                Author and article information

                Contributors
                p.vanpaassen@maastrichtuniversity.nl
                Journal
                Br J Haematol
                Br. J. Haematol
                10.1111/(ISSN)1365-2141
                BJH
                British Journal of Haematology
                John Wiley and Sons Inc. (Hoboken )
                0007-1048
                1365-2141
                27 April 2020
                August 2020
                : 190
                : 3 ( doiID: 10.1111/bjh.v190.3 )
                : 442-449
                Affiliations
                [ 1 ] Department of Nephrology and Clinical Immunology Maastricht University Medical Center Maastricht the Netherlands
                [ 2 ] Department of Biochemistry Cardiovascular Research Institute Maastricht (CARIM) Maastricht University Maastricht the Netherlands
                [ 3 ] Division of Nephrology Cliniques Universitaires Saint‐Luc Brussels Belgium
                [ 4 ] Department of Obstetrics and Gynecology Maastricht University Medical Center Maastricht the Netherlands
                [ 5 ] Department of Central Diagnostic Laboratory Maastricht University Medical Center Maastricht the Netherlands
                [ 6 ] Institut de Recherche Expérimentale et Clinique UCLouvain Brussels Belgium
                Author notes
                [* ] Correspondence: Pieter van Paassen, Department of Nephrology and Clinical Immunology, Maastricht University Medical Center, PO Box 5800, 6202 AZ, Maastricht, The Netherlands.

                E‐mail: p.vanpaassen@ 123456maastrichtuniversity.nl

                Article
                BJH16626
                10.1111/bjh.16626
                7496636
                © 2020 The Authors. British Journal of Haematology published by British Society for Haematology and John Wiley & Sons Ltd

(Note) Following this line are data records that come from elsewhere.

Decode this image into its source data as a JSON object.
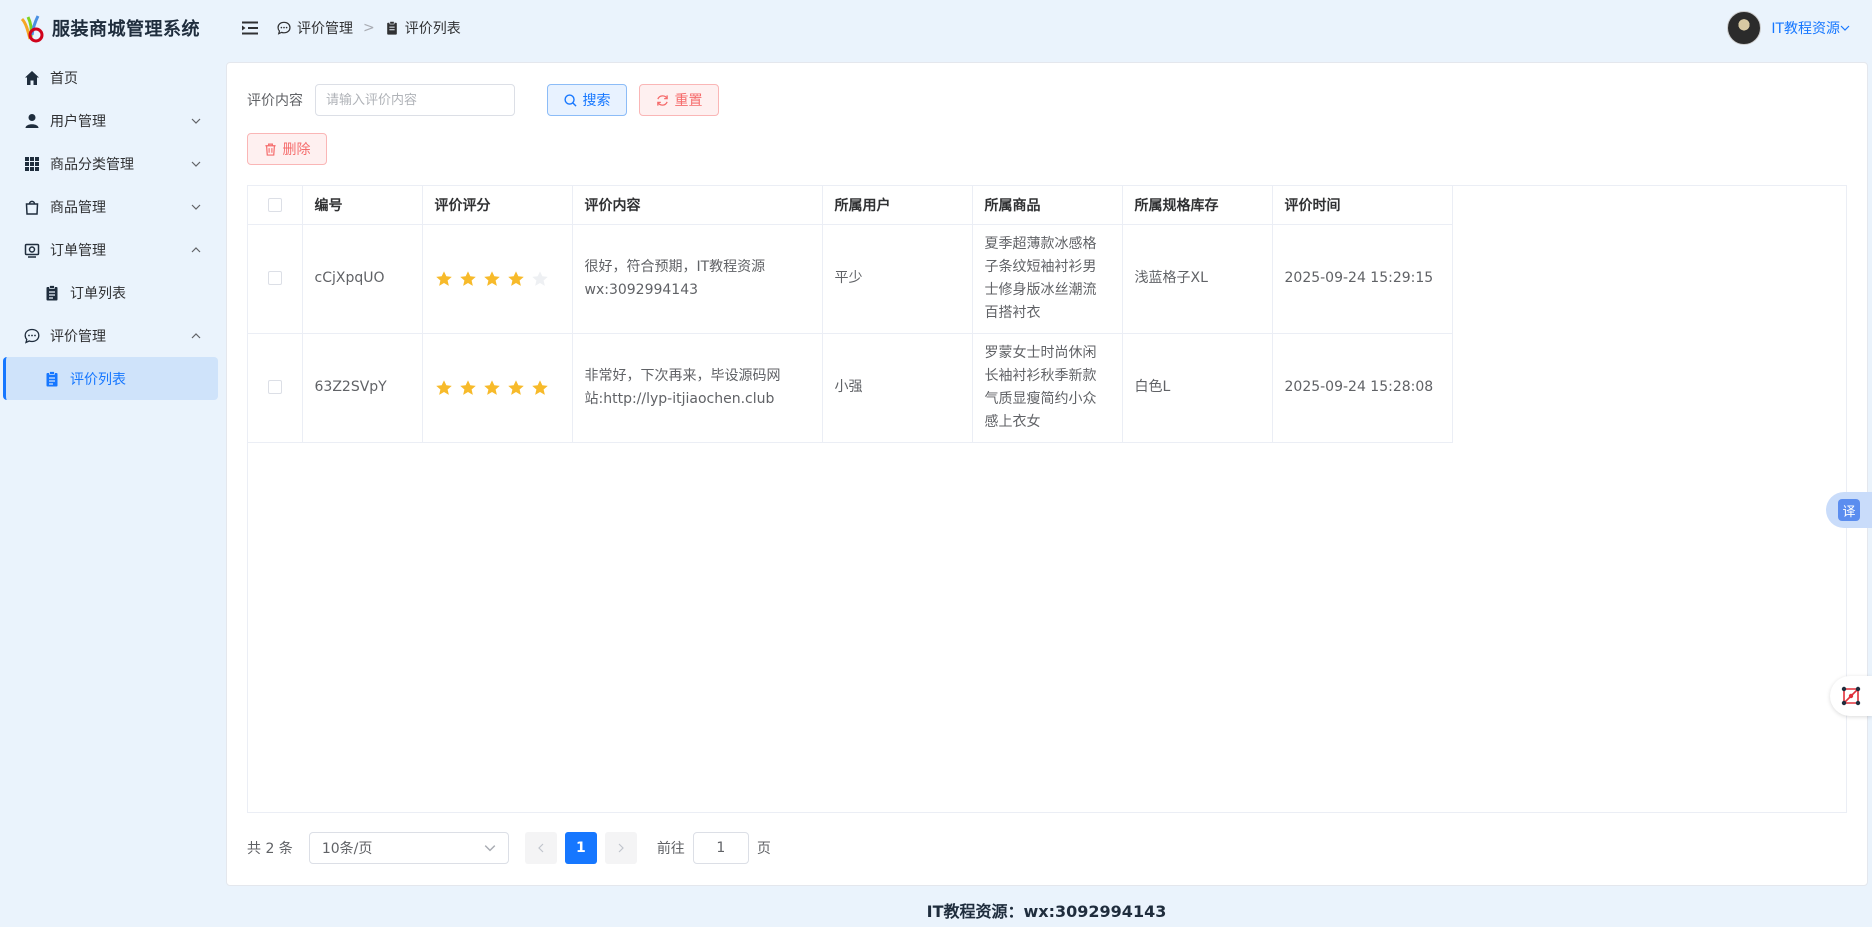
{
  "app": {
    "title": "服装商城管理系统"
  },
  "sidebar": {
    "items": [
      {
        "label": "首页"
      },
      {
        "label": "用户管理"
      },
      {
        "label": "商品分类管理"
      },
      {
        "label": "商品管理"
      },
      {
        "label": "订单管理"
      },
      {
        "label": "订单列表"
      },
      {
        "label": "评价管理"
      },
      {
        "label": "评价列表"
      }
    ]
  },
  "breadcrumb": {
    "parent": "评价管理",
    "current": "评价列表"
  },
  "user": {
    "name": "IT教程资源"
  },
  "search": {
    "label": "评价内容",
    "placeholder": "请输入评价内容",
    "value": "",
    "search_label": "搜索",
    "reset_label": "重置",
    "delete_label": "删除"
  },
  "table": {
    "columns": [
      "编号",
      "评价评分",
      "评价内容",
      "所属用户",
      "所属商品",
      "所属规格库存",
      "评价时间"
    ],
    "rows": [
      {
        "id": "cCjXpqUO",
        "rating": 4,
        "content": "很好，符合预期，IT教程资源wx:3092994143",
        "user": "平少",
        "product": "夏季超薄款冰感格子条纹短袖衬衫男士修身版冰丝潮流百搭衬衣",
        "spec": "浅蓝格子XL",
        "time": "2025-09-24 15:29:15"
      },
      {
        "id": "63Z2SVpY",
        "rating": 5,
        "content": "非常好，下次再来，毕设源码网站:http://lyp-itjiaochen.club",
        "user": "小强",
        "product": "罗蒙女士时尚休闲长袖衬衫秋季新款气质显瘦简约小众感上衣女",
        "spec": "白色L",
        "time": "2025-09-24 15:28:08"
      }
    ]
  },
  "pagination": {
    "total_text": "共 2 条",
    "page_size": "10条/页",
    "current_page": "1",
    "goto_label": "前往",
    "goto_value": "1",
    "page_unit": "页"
  },
  "footer": {
    "text": "IT教程资源：wx:3092994143"
  },
  "float": {
    "translate_label": "译"
  },
  "colors": {
    "accent": "#1677ff",
    "danger": "#f56c6c",
    "star": "#f7ba2a",
    "star_empty": "#eef0f3"
  }
}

                This is an open access article under the terms of the http://creativecommons.org/licenses/by-nc/4.0/ License, which permits use, distribution and reproduction in any medium, provided the original work is properly cited and is not used for commercial purposes.

                Page count
                Figures: 0, Tables: 3, Pages: 8, Words: 6026
                Product
                Funding
                Funded by: Fondation Saint‐Luc
                Funded by: National Fund for Scientific Research
                Funded by: Fonds de Recherche des Cliniques Universitaires Saint‐Luc
                Funded by: Association pour l’Information et la Recherche sur les Maladies Rénales Génétiques
                Categories
                Research Paper
                Transplantation
                Custom metadata
                2.0
                August 2020
                Converter:WILEY_ML3GV2_TO_JATSPMC version:5.9.0 mode:remove_FC converted:11.09.2020

                Comments

                Comment on this article